I contacted both Friends of the Earth nationally and locally, the National organisation had never heard of Dagnam Park and the local organisation said they were opposed to the proposed location of the solar farm at Dagnam Park but were in favour of the one over in Hornchurch.
Same story with the RSPCA the Essex branch were opposed to the Dagnam park proposal and the National organisation would not comment.
We haven't inherited the earth from our parents, we have borrowed it from our children.
"Not employed by the council either in any capacity, just someone who is interested in the subject and has a modest amount of knowledge on it".
Then how do you know what info was given by officers to senior managers and cabinet members?
After all according to your own statement you never worked at the council!
Now now Dee me ol' mate that was an attempt at self preservation (in vain as it turns out) at the time. No misinformation or fake news to management or members came from that source. Nor may I add apart from that harmless identity slight of hand was any incorrect info given to this very discussion site.
You're not likely to Michael.
The chief exec Blake-Herbert slashed the salaries of many staff but not his own or any of the laughingly called senior leadership team ie the ones with their big snouts in the trough.
From what I understand many in the town hall are waiting for him to slip up.
One move in the wrong direction and a new chief exec won't be too far away.
The Court of Appeal gave judgment on Thursday 16 November 2017 at 2 p.m. Although the Court of Appeal refused the Friends’ appeal, the judgment is extremely important in that it acknowledges that public parks are held by local authorities on trust for the purpose of public enjoyment and the public are its beneficial owners; as such the public have a statutory right to use the land for recreational purposes and the local authority owner must allow the public free and unrestricted use of it.
Although the Court found that s.145 of the Local Government Act 1972 is not limited by any other statutory provision and gives the local authority the power to exclude the public from public parks notwithstanding the public’s rights, that power must be exercised lawfully and not perversely or to frustrate the purpose of the trust (i.e. the public’s right to use the land for recreational purposes). Crucially, the Court of Appeal raises therefore the prospect that where a local authority uses s.145 to exclude the public from a park, that decision can be challenged by residents asserting that the closure of a park is unlawful because it interferes too much with the public’s right to use the park for recreation.

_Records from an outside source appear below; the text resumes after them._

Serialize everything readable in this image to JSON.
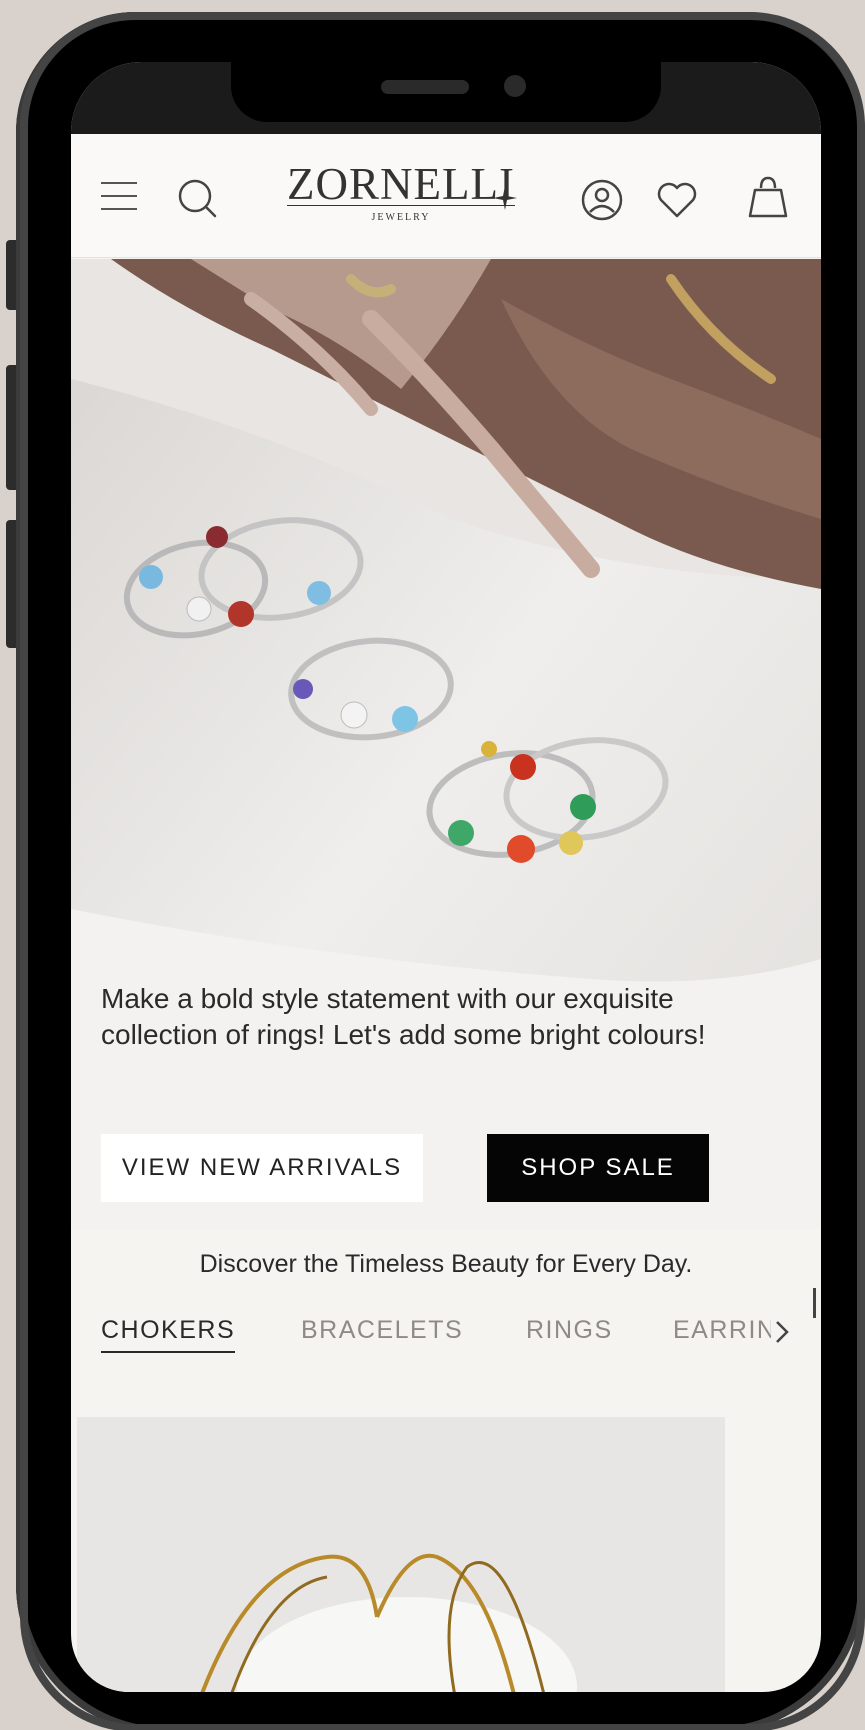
{
  "header": {
    "logo_text": "ZORNELLI",
    "logo_subtext": "JEWELRY",
    "icons": [
      "menu-icon",
      "search-icon",
      "account-icon",
      "heart-icon",
      "bag-icon"
    ]
  },
  "hero": {
    "copy": "Make a bold style statement with our exquisite collection of rings! Let's add some bright colours!",
    "primary_button": "VIEW NEW ARRIVALS",
    "secondary_button": "SHOP SALE"
  },
  "discover": {
    "heading": "Discover the Timeless Beauty for Every Day.",
    "tabs": [
      {
        "label": "CHOKERS",
        "active": true
      },
      {
        "label": "BRACELETS",
        "active": false
      },
      {
        "label": "RINGS",
        "active": false
      },
      {
        "label": "EARRINGS",
        "active": false
      }
    ]
  },
  "colors": {
    "background": "#d9d2cc",
    "primary_button_bg": "#ffffff",
    "secondary_button_bg": "#050505",
    "text": "#2a2a2a"
  }
}
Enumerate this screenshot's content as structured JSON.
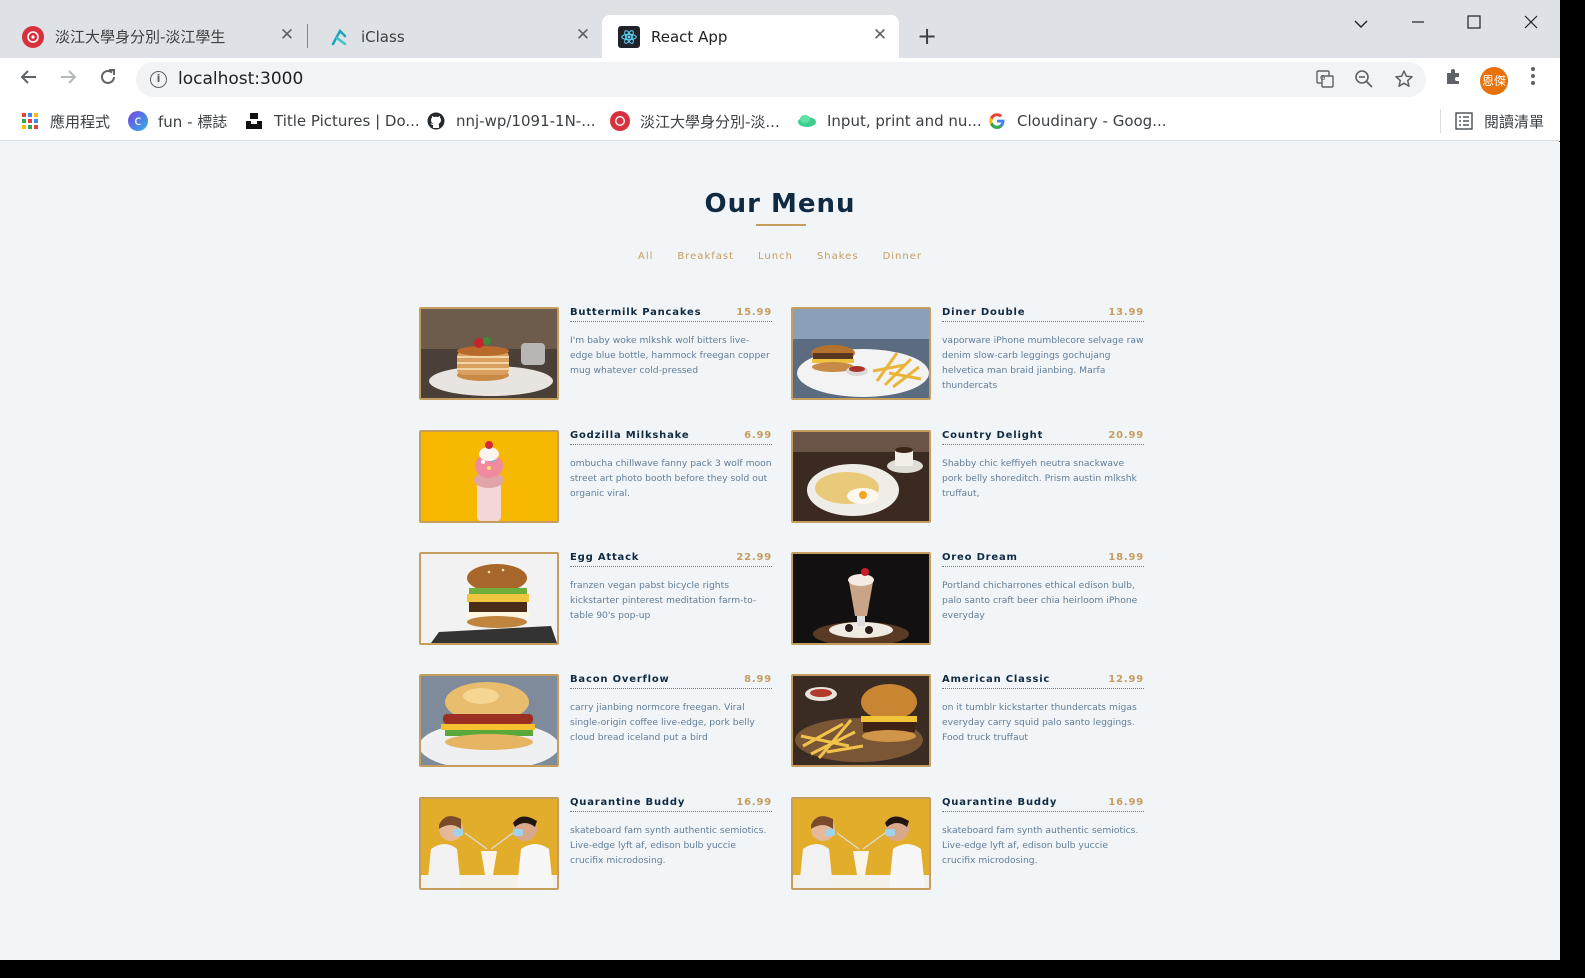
{
  "browser": {
    "tabs": [
      {
        "title": "淡江大學身分別-淡江學生",
        "active": false
      },
      {
        "title": "iClass",
        "active": false
      },
      {
        "title": "React App",
        "active": true
      }
    ],
    "new_tab": "+",
    "address": "localhost:3000",
    "profile_initials": "恩傑",
    "bookmarks": [
      {
        "label": "應用程式",
        "icon": "apps-grid-icon"
      },
      {
        "label": "fun - 標誌",
        "icon": "canva-icon"
      },
      {
        "label": "Title Pictures | Do...",
        "icon": "unsplash-icon"
      },
      {
        "label": "nnj-wp/1091-1N-...",
        "icon": "github-icon"
      },
      {
        "label": "淡江大學身分別-淡...",
        "icon": "tku-icon"
      },
      {
        "label": "Input, print and nu...",
        "icon": "cloud-icon"
      },
      {
        "label": "Cloudinary - Goog...",
        "icon": "google-icon"
      }
    ],
    "reading_list": "閱讀清單"
  },
  "menu": {
    "title": "Our Menu",
    "filters": [
      "All",
      "Breakfast",
      "Lunch",
      "Shakes",
      "Dinner"
    ],
    "items": [
      {
        "name": "Buttermilk Pancakes",
        "price": "15.99",
        "desc": "I'm baby woke mlkshk wolf bitters live-edge blue bottle, hammock freegan copper mug whatever cold-pressed",
        "photo": "pancakes"
      },
      {
        "name": "Diner Double",
        "price": "13.99",
        "desc": "vaporware iPhone mumblecore selvage raw denim slow-carb leggings gochujang helvetica man braid jianbing. Marfa thundercats",
        "photo": "burger-fries"
      },
      {
        "name": "Godzilla Milkshake",
        "price": "6.99",
        "desc": "ombucha chillwave fanny pack 3 wolf moon street art photo booth before they sold out organic viral.",
        "photo": "milkshake"
      },
      {
        "name": "Country Delight",
        "price": "20.99",
        "desc": "Shabby chic keffiyeh neutra snackwave pork belly shoreditch. Prism austin mlkshk truffaut,",
        "photo": "eggs-plate"
      },
      {
        "name": "Egg Attack",
        "price": "22.99",
        "desc": "franzen vegan pabst bicycle rights kickstarter pinterest meditation farm-to-table 90's pop-up",
        "photo": "egg-burger"
      },
      {
        "name": "Oreo Dream",
        "price": "18.99",
        "desc": "Portland chicharrones ethical edison bulb, palo santo craft beer chia heirloom iPhone everyday",
        "photo": "oreo-shake"
      },
      {
        "name": "Bacon Overflow",
        "price": "8.99",
        "desc": "carry jianbing normcore freegan. Viral single-origin coffee live-edge, pork belly cloud bread iceland put a bird",
        "photo": "bacon-sandwich"
      },
      {
        "name": "American Classic",
        "price": "12.99",
        "desc": "on it tumblr kickstarter thundercats migas everyday carry squid palo santo leggings. Food truck truffaut",
        "photo": "classic-burger"
      },
      {
        "name": "Quarantine Buddy",
        "price": "16.99",
        "desc": "skateboard fam synth authentic semiotics. Live-edge lyft af, edison bulb yuccie crucifix microdosing.",
        "photo": "couple-shake"
      },
      {
        "name": "Quarantine Buddy",
        "price": "16.99",
        "desc": "skateboard fam synth authentic semiotics. Live-edge lyft af, edison bulb yuccie crucifix microdosing.",
        "photo": "couple-shake"
      }
    ]
  }
}
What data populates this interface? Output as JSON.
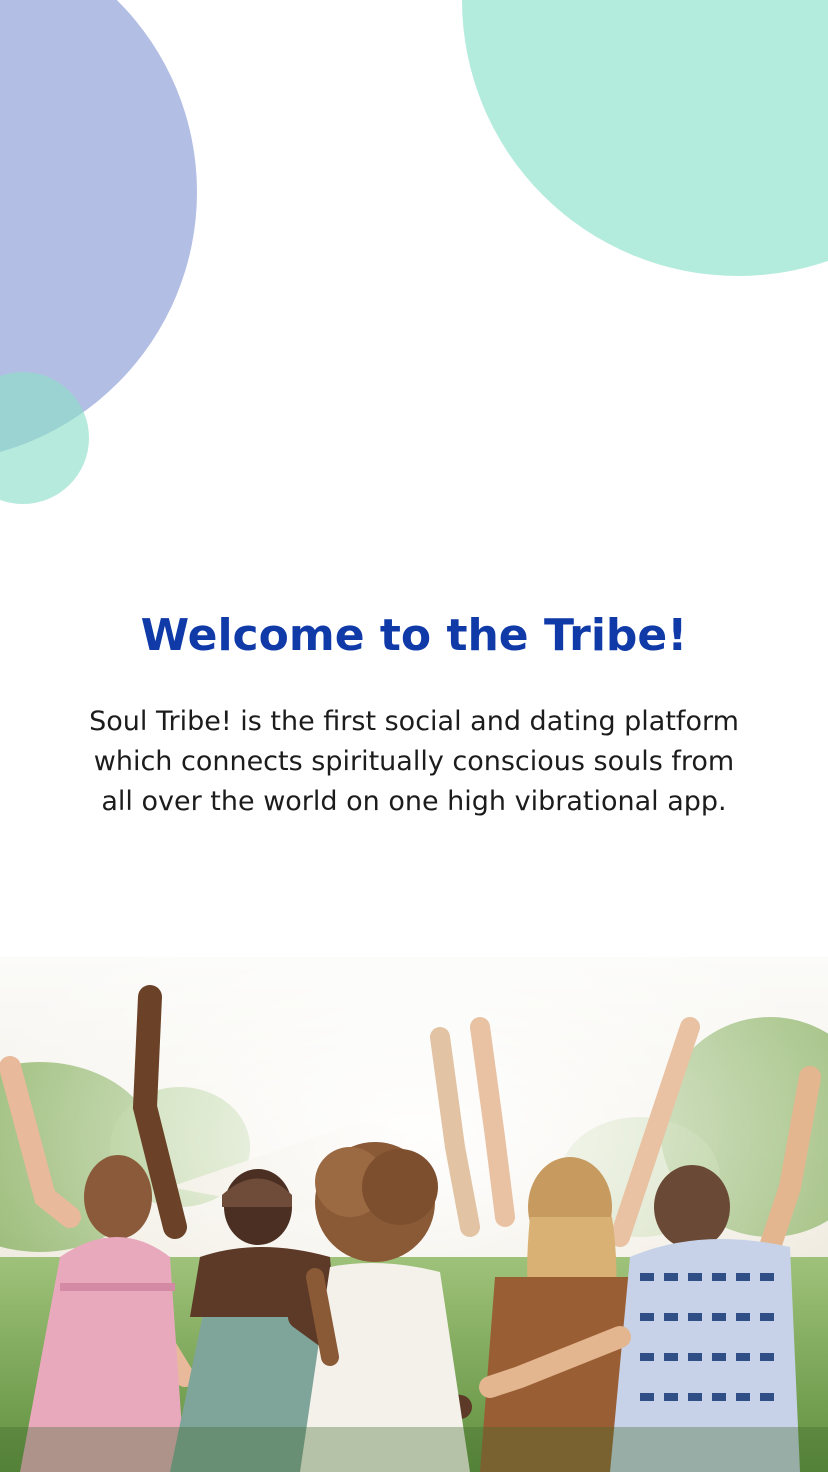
{
  "welcome": {
    "title": "Welcome to the Tribe!",
    "description": "Soul Tribe! is the first social and dating platform which connects spiritually conscious souls from all over the world on one high vibrational app."
  },
  "hero_image": {
    "subject": "group-of-friends-raising-arms-outdoors"
  },
  "colors": {
    "title": "#0f3aa8",
    "body_text": "#1c1c1c",
    "lavender": "#b3bee4",
    "mint": "#b3ecdc"
  }
}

Also, as the court has found that the Council holds Finsbury Park on trust for the public, this means that any monies raised by the Council from the hire of Finsbury Park must be used only for the purpose of Finsbury Park. The Friends will also be asking Haringey Council to account for all the monies they have raised by the hire of Finsbury Park as they are only allowed to spend the monies on Finsbury itself. The friends are concerned that in fact the Council has been using the monies for its general parks budget.
The Friends of Finsbury Park maintain however that a local authority’s power to exclude the public from a park is limited by the restrictions on space and time as set out in the Public Health Amendment Act 1890, section 44 (closure of a park for no more than 12 days in a year or 6 consecutive days on any one occasion) and the Ministry of Housing and Local Government Provisional Order Confirmation (Greater London Parks and Open Spaces) Act 1967, Article 7 (max of 1/10 of park to be closed).
The Friends have therefore applied for permission to appeal to the Supreme Court and will continue to raise funds to be able to do this including for their potential exposure to the other sides’ costs, the court fees and copying charges; the Friends’ legal team continues to act on a conditional fee (no win no fee) basis.